Proposals refer to the project narrative, i.e., the document that introduces what you are proposing to research, proposes thought-provoking but concrete and answerable questions, situates the project in the context of the scholarly literature, details a methodologically sound plan for research, and convinces the funder that the project is one of significance to its mission. At the GGC, we believe that grant-writing is a genre of writing in its own right, distinct from other types of writing in the academy, and we are here to help you master that.
From clearly articulated goals to a well-argued presentation of the broader implications of your research, this is what grant reviewers are looking for.
The Holy Grail: In Pursuit of the Dissertation Proposal, by Michael Watts. A fantastic resource for anyone writing grants for dissertation support, with relevant advice for other kinds of funding proposals as well. Includes links to sample proposals, some of which include budgets.
Grant Writing for Graduate Students, from the Chronicle of Higher Education
Grantspace by Candid (formerly Foundation Center) Introduction to Proposal Writing
Applying for Artistic Grants and Fellowships: Some practical suggestions learned from personal experiences, both good and bad, by Prof. Jeffrey Hass, Jacobs School of Music.
- Berkeley's The Graduate: The Making of a Successful Proposal. A semiannual newsletter for graduate students. This issue, The Making of a Successful Proposal, is a great resource with guiding questions on the content to include in a good proposal.
- Berkeley Research Development Office’s guide to Proposal Writing, including NIH and NSF guides Sample Proposals to Fulbright and the NSF at the UC-Berkeley Institute of International Studies
University of Alaska Fairbanks’s Office of Grants & Contracts Administration has a small database of sample funded proposals.
Reading examples of successful proposals is also an excellent way to hone your proposal-writing abilities.
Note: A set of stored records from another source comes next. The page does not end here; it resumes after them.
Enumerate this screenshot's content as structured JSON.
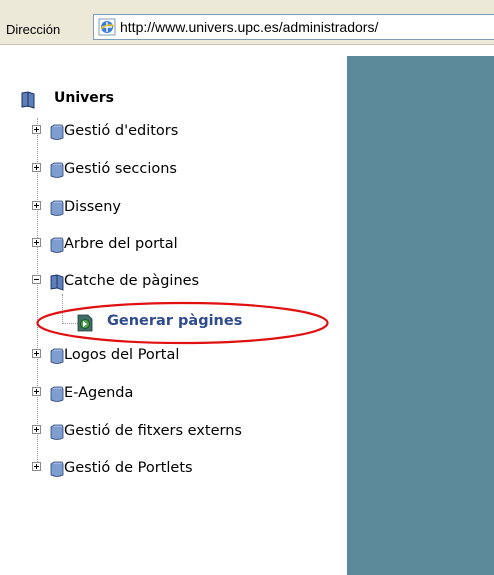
{
  "address_bar": {
    "label": "Dirección",
    "url": "http://www.univers.upc.es/administradors/"
  },
  "tree": {
    "root": {
      "label": "Univers",
      "icon": "folder-icon"
    },
    "items": [
      {
        "label": "Gestió d'editors",
        "expanded": false
      },
      {
        "label": "Gestió seccions",
        "expanded": false
      },
      {
        "label": "Disseny",
        "expanded": false
      },
      {
        "label": "Arbre del portal",
        "expanded": false
      },
      {
        "label": "Catche de pàgines",
        "expanded": true,
        "children": [
          {
            "label": "Generar pàgines",
            "icon": "page-action-icon",
            "highlighted": true
          }
        ]
      },
      {
        "label": "Logos del Portal",
        "expanded": false
      },
      {
        "label": "E-Agenda",
        "expanded": false
      },
      {
        "label": "Gestió de fitxers externs",
        "expanded": false
      },
      {
        "label": "Gestió de Portlets",
        "expanded": false
      }
    ]
  },
  "colors": {
    "right_frame": "#5c8a9b",
    "highlight_ellipse": "#e01010",
    "leaf_link": "#2d4b8e",
    "folder": "#6e8fc4"
  }
}
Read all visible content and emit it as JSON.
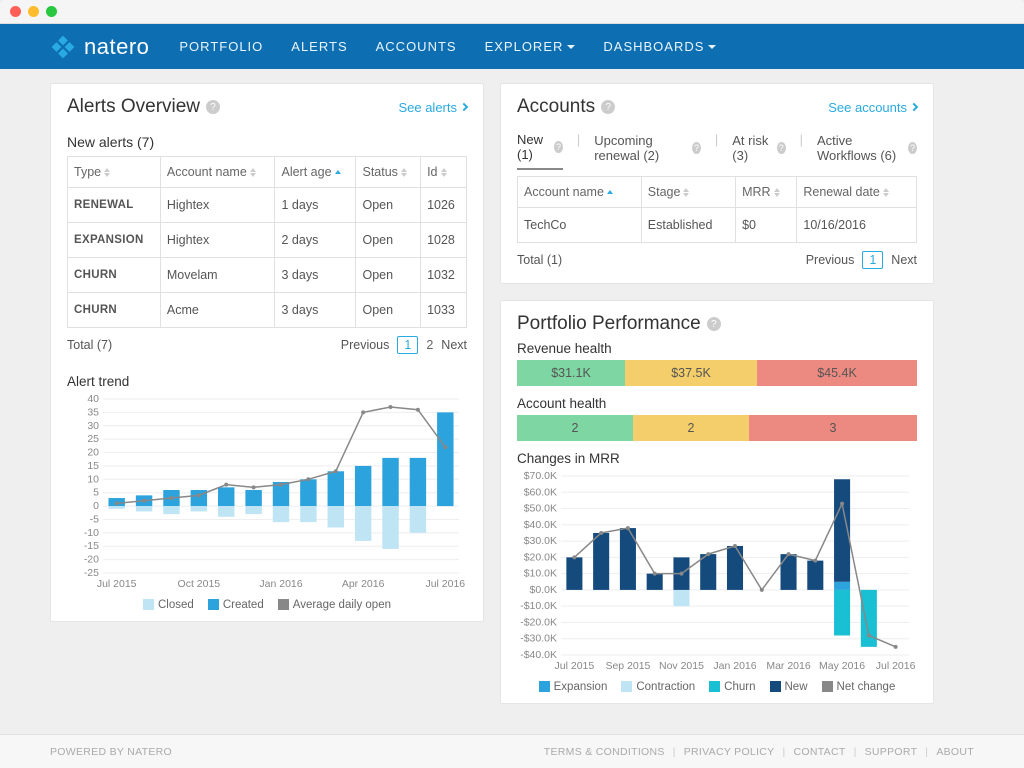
{
  "brand": "natero",
  "nav": {
    "portfolio": "PORTFOLIO",
    "alerts": "ALERTS",
    "accounts": "ACCOUNTS",
    "explorer": "EXPLORER",
    "dashboards": "DASHBOARDS"
  },
  "alerts_panel": {
    "title": "Alerts Overview",
    "see": "See alerts",
    "new_alerts_label": "New alerts (7)",
    "cols": {
      "type": "Type",
      "account": "Account name",
      "age": "Alert age",
      "status": "Status",
      "id": "Id"
    },
    "rows": [
      {
        "type": "RENEWAL",
        "account": "Hightex",
        "age": "1 days",
        "status": "Open",
        "id": "1026"
      },
      {
        "type": "EXPANSION",
        "account": "Hightex",
        "age": "2 days",
        "status": "Open",
        "id": "1028"
      },
      {
        "type": "CHURN",
        "account": "Movelam",
        "age": "3 days",
        "status": "Open",
        "id": "1032"
      },
      {
        "type": "CHURN",
        "account": "Acme",
        "age": "3 days",
        "status": "Open",
        "id": "1033"
      }
    ],
    "total": "Total (7)",
    "prev": "Previous",
    "p1": "1",
    "p2": "2",
    "next": "Next",
    "trend_title": "Alert trend",
    "legend": {
      "closed": "Closed",
      "created": "Created",
      "avg": "Average daily open"
    }
  },
  "accounts_panel": {
    "title": "Accounts",
    "see": "See accounts",
    "tabs": {
      "new": "New (1)",
      "upcoming": "Upcoming renewal (2)",
      "atrisk": "At risk (3)",
      "workflows": "Active Workflows (6)"
    },
    "cols": {
      "account": "Account name",
      "stage": "Stage",
      "mrr": "MRR",
      "renewal": "Renewal date"
    },
    "rows": [
      {
        "account": "TechCo",
        "stage": "Established",
        "mrr": "$0",
        "renewal": "10/16/2016"
      }
    ],
    "total": "Total (1)",
    "prev": "Previous",
    "p1": "1",
    "next": "Next"
  },
  "portfolio_panel": {
    "title": "Portfolio Performance",
    "rev_label": "Revenue health",
    "rev": {
      "green": "$31.1K",
      "yellow": "$37.5K",
      "red": "$45.4K"
    },
    "acct_label": "Account health",
    "acct": {
      "green": "2",
      "yellow": "2",
      "red": "3"
    },
    "mrr_title": "Changes in MRR",
    "legend": {
      "expansion": "Expansion",
      "contraction": "Contraction",
      "churn": "Churn",
      "new": "New",
      "net": "Net change"
    }
  },
  "footer": {
    "powered": "POWERED BY NATERO",
    "terms": "TERMS & CONDITIONS",
    "privacy": "PRIVACY POLICY",
    "contact": "CONTACT",
    "support": "SUPPORT",
    "about": "ABOUT"
  },
  "chart_data": [
    {
      "type": "bar",
      "title": "Alert trend",
      "categories": [
        "Jul 2015",
        "Aug 2015",
        "Sep 2015",
        "Oct 2015",
        "Nov 2015",
        "Dec 2015",
        "Jan 2016",
        "Feb 2016",
        "Mar 2016",
        "Apr 2016",
        "May 2016",
        "Jun 2016",
        "Jul 2016"
      ],
      "xticks_shown": [
        "Jul 2015",
        "Oct 2015",
        "Jan 2016",
        "Apr 2016",
        "Jul 2016"
      ],
      "series": [
        {
          "name": "Created",
          "color": "#2ca3dd",
          "values": [
            3,
            4,
            6,
            6,
            7,
            6,
            9,
            10,
            13,
            15,
            18,
            18,
            35
          ]
        },
        {
          "name": "Closed",
          "color": "#bfe4f4",
          "values": [
            -1,
            -2,
            -3,
            -2,
            -4,
            -3,
            -6,
            -6,
            -8,
            -13,
            -16,
            -10,
            0
          ]
        },
        {
          "name": "Average daily open",
          "type": "line",
          "color": "#888888",
          "values": [
            1,
            2,
            3,
            4,
            8,
            7,
            8,
            10,
            13,
            35,
            37,
            36,
            22
          ]
        }
      ],
      "ylim": [
        -25,
        40
      ],
      "yticks": [
        -25,
        -20,
        -15,
        -10,
        -5,
        0,
        5,
        10,
        15,
        20,
        25,
        30,
        35,
        40
      ]
    },
    {
      "type": "bar",
      "title": "Changes in MRR",
      "categories": [
        "Jul 2015",
        "Aug 2015",
        "Sep 2015",
        "Oct 2015",
        "Nov 2015",
        "Dec 2015",
        "Jan 2016",
        "Feb 2016",
        "Mar 2016",
        "Apr 2016",
        "May 2016",
        "Jun 2016",
        "Jul 2016"
      ],
      "xticks_shown": [
        "Jul 2015",
        "Sep 2015",
        "Nov 2015",
        "Jan 2016",
        "Mar 2016",
        "May 2016",
        "Jul 2016"
      ],
      "series": [
        {
          "name": "Expansion",
          "color": "#2ca3dd",
          "values": [
            0,
            0,
            0,
            0,
            0,
            0,
            0,
            0,
            0,
            0,
            5000,
            0,
            0
          ]
        },
        {
          "name": "Contraction",
          "color": "#bfe4f4",
          "values": [
            0,
            0,
            0,
            0,
            -10000,
            0,
            0,
            0,
            0,
            0,
            0,
            0,
            0
          ]
        },
        {
          "name": "Churn",
          "color": "#19bfd3",
          "values": [
            0,
            0,
            0,
            0,
            0,
            0,
            0,
            0,
            0,
            0,
            -28000,
            -35000,
            0
          ]
        },
        {
          "name": "New",
          "color": "#154a7d",
          "values": [
            20000,
            35000,
            38000,
            10000,
            20000,
            22000,
            27000,
            0,
            22000,
            18000,
            63000,
            0,
            0
          ]
        },
        {
          "name": "Net change",
          "type": "line",
          "color": "#888888",
          "values": [
            20000,
            35000,
            38000,
            10000,
            10000,
            22000,
            27000,
            0,
            22000,
            18000,
            53000,
            -28000,
            -35000
          ]
        }
      ],
      "ylim": [
        -40000,
        70000
      ],
      "yticks_labels": [
        "-$40.0K",
        "-$30.0K",
        "-$20.0K",
        "-$10.0K",
        "$0.0K",
        "$10.0K",
        "$20.0K",
        "$30.0K",
        "$40.0K",
        "$50.0K",
        "$60.0K",
        "$70.0K"
      ]
    }
  ]
}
A great way to locate examples of successful proposals is checking funders' websites in cases where they provide such resources and speaking with advanced students or faculty in your field/ program.
Note: If you have a successful grant proposal that you would like to share with GGC for use with other graduate students, please let us know! We will redact all personal information.